What the task asks:
Starting with the line that contains "What's the underlying", reproduce each line through the end of the entries exactly as written.

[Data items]
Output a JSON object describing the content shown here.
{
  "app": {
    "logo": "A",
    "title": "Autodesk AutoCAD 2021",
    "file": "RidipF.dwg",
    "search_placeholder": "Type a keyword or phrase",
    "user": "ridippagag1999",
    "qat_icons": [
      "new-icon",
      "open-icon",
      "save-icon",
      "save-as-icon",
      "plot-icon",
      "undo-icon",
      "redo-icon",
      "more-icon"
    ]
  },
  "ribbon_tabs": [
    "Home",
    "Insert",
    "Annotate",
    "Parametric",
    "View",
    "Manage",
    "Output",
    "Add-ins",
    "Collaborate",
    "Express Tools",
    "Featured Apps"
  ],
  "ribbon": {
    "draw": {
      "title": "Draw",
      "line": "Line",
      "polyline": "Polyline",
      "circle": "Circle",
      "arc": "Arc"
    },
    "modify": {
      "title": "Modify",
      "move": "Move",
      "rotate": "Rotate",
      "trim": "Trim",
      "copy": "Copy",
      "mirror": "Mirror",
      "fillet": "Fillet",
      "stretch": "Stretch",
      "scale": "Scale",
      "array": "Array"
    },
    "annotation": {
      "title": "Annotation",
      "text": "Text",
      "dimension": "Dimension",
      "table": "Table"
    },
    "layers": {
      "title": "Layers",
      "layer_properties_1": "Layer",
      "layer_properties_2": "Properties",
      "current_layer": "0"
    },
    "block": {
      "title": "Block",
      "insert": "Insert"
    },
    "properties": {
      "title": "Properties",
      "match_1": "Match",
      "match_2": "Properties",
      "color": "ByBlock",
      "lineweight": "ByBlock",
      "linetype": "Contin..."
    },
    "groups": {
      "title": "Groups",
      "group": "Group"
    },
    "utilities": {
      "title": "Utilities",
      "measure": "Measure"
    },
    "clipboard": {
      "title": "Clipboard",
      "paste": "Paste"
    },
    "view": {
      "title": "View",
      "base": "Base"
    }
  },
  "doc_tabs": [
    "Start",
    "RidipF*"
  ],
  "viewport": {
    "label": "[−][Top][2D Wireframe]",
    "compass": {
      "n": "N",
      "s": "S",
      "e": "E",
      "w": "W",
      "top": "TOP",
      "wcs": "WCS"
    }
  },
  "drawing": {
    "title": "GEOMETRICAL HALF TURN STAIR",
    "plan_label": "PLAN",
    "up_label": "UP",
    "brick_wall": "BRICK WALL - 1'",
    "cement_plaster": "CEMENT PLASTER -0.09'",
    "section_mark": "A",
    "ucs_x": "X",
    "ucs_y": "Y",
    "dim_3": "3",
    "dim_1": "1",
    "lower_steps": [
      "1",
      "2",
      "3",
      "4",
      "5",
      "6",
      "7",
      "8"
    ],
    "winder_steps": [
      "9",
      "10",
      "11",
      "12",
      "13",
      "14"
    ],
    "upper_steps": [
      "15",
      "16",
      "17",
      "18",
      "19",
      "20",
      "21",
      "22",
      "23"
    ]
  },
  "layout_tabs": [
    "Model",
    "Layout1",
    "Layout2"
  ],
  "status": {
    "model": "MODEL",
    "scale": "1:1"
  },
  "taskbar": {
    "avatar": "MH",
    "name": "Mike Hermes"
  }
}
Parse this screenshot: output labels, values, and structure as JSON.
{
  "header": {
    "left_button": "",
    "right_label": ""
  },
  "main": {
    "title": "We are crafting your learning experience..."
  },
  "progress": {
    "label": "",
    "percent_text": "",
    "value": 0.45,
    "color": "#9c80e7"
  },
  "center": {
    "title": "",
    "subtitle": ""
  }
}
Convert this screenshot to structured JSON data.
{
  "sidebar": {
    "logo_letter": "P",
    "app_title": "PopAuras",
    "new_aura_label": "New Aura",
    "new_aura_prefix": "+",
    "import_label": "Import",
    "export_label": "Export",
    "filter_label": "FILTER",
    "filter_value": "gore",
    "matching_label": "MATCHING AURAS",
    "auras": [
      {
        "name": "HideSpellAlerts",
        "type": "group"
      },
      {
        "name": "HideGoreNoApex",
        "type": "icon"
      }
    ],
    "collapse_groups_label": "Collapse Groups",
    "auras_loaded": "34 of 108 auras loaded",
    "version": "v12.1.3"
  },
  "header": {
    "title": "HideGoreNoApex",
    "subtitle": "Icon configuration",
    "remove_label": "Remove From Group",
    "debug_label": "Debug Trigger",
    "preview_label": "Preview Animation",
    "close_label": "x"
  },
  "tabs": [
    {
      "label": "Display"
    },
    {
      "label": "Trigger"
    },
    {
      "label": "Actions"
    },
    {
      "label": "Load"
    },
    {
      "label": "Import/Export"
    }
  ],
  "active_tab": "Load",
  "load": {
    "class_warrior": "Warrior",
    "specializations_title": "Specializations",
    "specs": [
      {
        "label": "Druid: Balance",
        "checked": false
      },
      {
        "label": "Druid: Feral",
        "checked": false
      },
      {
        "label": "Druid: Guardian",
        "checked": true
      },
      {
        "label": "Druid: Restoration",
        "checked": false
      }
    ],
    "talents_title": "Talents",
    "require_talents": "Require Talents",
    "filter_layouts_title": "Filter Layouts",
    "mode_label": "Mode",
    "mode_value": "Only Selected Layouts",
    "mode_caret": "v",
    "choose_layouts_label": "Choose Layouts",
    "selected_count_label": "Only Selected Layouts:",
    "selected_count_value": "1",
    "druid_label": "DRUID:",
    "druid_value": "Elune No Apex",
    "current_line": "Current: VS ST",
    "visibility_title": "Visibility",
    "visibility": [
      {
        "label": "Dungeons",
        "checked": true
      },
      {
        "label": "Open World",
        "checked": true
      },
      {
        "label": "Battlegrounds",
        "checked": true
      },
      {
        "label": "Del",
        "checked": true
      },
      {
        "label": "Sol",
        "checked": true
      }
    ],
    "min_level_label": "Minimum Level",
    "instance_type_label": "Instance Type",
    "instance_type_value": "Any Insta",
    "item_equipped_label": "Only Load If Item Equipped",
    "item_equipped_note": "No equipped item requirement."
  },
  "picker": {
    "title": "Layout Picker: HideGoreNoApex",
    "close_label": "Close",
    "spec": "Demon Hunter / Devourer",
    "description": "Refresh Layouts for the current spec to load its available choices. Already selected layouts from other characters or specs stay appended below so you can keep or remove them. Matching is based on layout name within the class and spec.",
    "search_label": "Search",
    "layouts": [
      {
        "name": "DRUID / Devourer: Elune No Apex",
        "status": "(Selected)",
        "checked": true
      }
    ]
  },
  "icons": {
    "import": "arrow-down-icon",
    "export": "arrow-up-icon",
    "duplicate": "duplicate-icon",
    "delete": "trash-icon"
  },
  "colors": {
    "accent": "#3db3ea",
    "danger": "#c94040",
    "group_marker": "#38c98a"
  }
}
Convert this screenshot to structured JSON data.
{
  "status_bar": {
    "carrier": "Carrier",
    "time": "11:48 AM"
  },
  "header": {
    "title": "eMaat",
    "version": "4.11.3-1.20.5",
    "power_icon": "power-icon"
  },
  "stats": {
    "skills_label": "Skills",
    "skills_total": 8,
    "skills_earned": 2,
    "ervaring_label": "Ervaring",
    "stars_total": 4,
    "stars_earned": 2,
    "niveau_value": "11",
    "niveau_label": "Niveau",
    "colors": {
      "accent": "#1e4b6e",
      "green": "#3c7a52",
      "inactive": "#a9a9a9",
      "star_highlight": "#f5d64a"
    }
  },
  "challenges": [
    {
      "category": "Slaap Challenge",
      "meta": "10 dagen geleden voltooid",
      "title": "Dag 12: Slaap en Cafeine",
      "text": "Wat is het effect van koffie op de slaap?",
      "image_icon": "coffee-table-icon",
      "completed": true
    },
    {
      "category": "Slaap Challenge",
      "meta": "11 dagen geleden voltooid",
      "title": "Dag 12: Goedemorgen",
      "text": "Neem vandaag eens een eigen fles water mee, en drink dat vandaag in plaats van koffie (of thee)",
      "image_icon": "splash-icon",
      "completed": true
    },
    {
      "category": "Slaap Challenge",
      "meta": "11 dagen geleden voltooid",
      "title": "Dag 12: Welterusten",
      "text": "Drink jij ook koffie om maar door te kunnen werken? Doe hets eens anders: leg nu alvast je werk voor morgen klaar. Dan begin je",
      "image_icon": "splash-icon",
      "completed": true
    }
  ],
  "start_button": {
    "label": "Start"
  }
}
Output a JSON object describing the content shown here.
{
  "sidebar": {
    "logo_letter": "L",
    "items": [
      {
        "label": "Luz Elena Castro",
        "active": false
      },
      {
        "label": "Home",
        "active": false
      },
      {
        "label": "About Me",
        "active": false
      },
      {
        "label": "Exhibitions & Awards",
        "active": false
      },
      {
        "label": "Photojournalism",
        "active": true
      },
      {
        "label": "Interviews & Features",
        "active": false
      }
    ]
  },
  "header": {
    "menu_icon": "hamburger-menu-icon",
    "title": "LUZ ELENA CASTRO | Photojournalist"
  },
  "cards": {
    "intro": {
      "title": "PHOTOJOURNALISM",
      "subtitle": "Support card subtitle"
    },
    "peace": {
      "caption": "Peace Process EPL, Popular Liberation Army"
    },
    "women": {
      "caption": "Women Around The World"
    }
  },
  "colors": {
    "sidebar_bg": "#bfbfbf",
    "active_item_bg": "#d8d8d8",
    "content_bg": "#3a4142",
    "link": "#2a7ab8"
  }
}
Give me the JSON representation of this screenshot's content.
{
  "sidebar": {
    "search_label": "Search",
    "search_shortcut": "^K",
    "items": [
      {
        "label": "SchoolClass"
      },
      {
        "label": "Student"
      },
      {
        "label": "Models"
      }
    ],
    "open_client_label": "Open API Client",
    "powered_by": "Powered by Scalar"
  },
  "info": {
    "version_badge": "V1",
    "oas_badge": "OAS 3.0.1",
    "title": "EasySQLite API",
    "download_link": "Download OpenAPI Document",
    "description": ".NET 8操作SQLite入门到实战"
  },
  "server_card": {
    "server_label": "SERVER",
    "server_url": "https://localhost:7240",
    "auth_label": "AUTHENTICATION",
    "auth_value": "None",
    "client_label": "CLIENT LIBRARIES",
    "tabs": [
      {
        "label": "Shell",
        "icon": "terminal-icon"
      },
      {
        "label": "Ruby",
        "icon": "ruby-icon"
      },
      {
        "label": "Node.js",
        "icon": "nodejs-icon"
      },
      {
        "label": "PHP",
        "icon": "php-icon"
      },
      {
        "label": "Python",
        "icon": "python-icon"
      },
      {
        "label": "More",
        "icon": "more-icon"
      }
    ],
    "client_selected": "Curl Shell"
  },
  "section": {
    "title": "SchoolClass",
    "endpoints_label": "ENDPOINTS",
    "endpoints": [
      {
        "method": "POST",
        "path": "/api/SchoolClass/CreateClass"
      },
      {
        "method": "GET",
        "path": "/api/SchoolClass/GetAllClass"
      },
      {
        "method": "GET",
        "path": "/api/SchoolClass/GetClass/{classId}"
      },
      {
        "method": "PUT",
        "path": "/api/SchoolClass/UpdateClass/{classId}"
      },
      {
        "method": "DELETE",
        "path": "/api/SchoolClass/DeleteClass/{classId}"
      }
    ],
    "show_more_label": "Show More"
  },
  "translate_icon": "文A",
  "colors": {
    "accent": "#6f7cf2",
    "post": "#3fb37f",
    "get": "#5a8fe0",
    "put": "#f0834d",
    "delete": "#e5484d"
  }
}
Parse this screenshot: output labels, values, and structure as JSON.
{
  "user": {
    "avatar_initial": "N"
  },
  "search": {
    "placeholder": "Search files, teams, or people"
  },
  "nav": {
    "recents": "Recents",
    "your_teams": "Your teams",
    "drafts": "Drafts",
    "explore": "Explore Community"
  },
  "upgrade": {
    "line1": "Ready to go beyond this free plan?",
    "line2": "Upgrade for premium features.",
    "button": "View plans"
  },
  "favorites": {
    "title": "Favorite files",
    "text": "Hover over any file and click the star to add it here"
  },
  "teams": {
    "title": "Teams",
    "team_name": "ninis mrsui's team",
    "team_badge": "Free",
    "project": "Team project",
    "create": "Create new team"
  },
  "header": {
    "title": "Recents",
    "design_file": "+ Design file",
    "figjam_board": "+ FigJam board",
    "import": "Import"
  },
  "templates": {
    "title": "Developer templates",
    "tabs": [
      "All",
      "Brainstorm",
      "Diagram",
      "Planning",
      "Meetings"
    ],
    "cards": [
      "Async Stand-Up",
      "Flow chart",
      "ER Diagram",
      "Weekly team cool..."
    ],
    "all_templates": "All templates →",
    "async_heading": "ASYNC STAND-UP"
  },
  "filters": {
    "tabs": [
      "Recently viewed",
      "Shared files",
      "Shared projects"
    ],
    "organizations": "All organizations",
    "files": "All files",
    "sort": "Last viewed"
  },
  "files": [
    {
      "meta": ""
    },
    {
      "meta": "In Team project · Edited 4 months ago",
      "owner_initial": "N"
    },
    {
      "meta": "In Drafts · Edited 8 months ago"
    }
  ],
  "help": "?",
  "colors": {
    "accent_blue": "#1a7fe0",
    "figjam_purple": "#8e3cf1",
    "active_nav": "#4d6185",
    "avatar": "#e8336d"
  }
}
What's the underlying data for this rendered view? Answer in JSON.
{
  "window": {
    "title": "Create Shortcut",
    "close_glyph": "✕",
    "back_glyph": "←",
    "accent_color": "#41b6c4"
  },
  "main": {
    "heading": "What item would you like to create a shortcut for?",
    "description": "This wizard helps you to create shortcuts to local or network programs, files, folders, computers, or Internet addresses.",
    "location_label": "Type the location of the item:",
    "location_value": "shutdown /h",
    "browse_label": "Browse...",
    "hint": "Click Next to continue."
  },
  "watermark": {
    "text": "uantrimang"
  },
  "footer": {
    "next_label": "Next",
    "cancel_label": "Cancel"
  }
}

Answer for the task:
What's the underlying data for this rendered view? Answer in JSON.
{
  "window": {
    "title": "Create Shortcut",
    "close_glyph": "✕",
    "back_glyph": "←",
    "accent_color": "#41b6c4"
  },
  "main": {
    "heading": "What item would you like to create a shortcut for?",
    "description": "This wizard helps you to create shortcuts to local or network programs, files, folders, computers, or Internet addresses.",
    "location_label": "Type the location of the item:",
    "location_value": "shutdown /h",
    "browse_label": "Browse...",
    "hint": "Click Next to continue."
  },
  "watermark": {
    "text": "uantrimang"
  },
  "footer": {
    "next_label": "Next",
    "cancel_label": "Cancel"
  }
}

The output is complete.